|International Classification||E21B47/10, E21B49/00|
|Cooperative Classification||E21B47/1015, E21B49/00|
|European Classification||E21B47/10G, E21B49/00|
|Dec 7, 1984||AS||Assignment|
Owner name: UNION OIL COMPANY OF CALIFORNIA LOS ANGELES, CA
Free format text: ASSIGNMENT OF ASSIGNORS INTEREST.;ASSIGNORS:FETT, E. REINOLD;SANDIFORD, BURTON B.;BICKFORD, HAROLD J.;REEL/FRAME:004337/0947
Effective date: 19821222
Owner name: UNION OIL COMPANY OF CALIFORNIA,CALIFORNIA
Free format text: ASSIGNMENT OF ASSIGNORS INTEREST;ASSIGNORS:FETT, E. REINOLD;SANDIFORD, BURTON B.;BICKFORD, HAROLD J.;REEL/FRAME:004337/0947
Effective date: 19821222
|Feb 28, 1985||AS||Assignment|
Owner name: UNION OIL COMPANY OF CALIFORNIA, LOS ANGELES, CA A
Free format text: ASSIGNMENT OF ASSIGNORS INTEREST.;ASSIGNORS:PYE, DAVID S.;ASH, DONALD L.;RARDIN, ROBERT W.;REEL/FRAME:004368/0655;SIGNING DATES FROM 19830429 TO 19830509
|Aug 2, 1988||FPAY||Fee payment|
Year of fee payment: 4
|Sep 29, 1992||REMI||Maintenance fee reminder mailed|
|Feb 28, 1993||LAPS||Lapse for failure to pay maintenance fees|

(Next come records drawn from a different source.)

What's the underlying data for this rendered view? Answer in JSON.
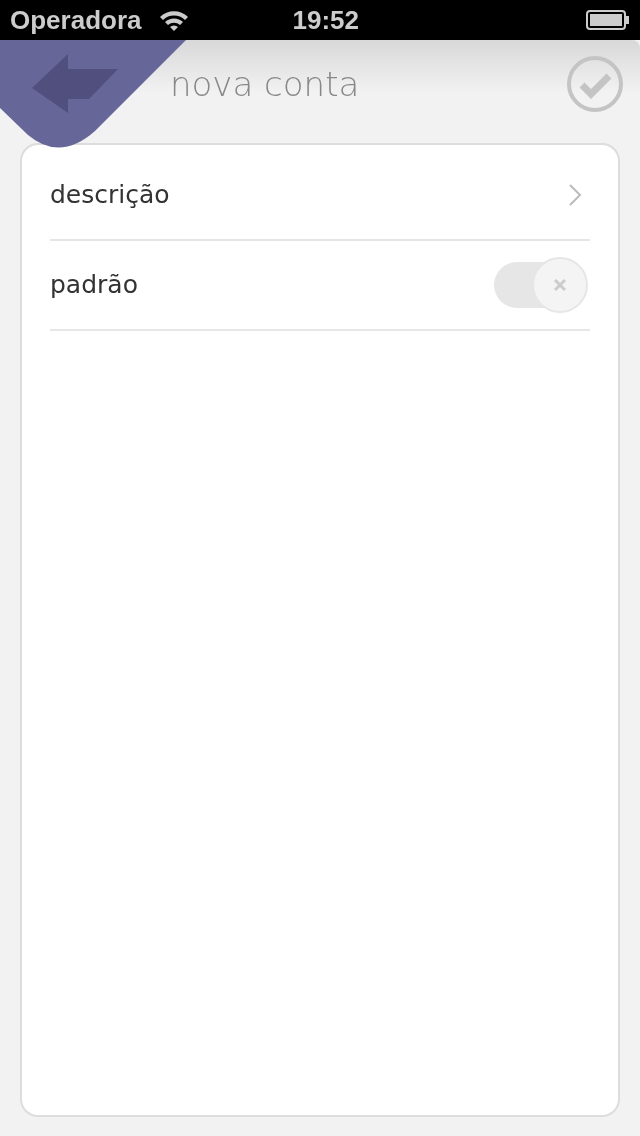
{
  "status_bar": {
    "carrier": "Operadora",
    "time": "19:52"
  },
  "header": {
    "title": "nova conta"
  },
  "rows": [
    {
      "kind": "disclosure",
      "label": "descrição"
    },
    {
      "kind": "toggle",
      "label": "padrão",
      "on": false
    }
  ]
}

|May 11, 1993||FP||Expired due to failure to pay maintenance fee|
Effective date: 19930228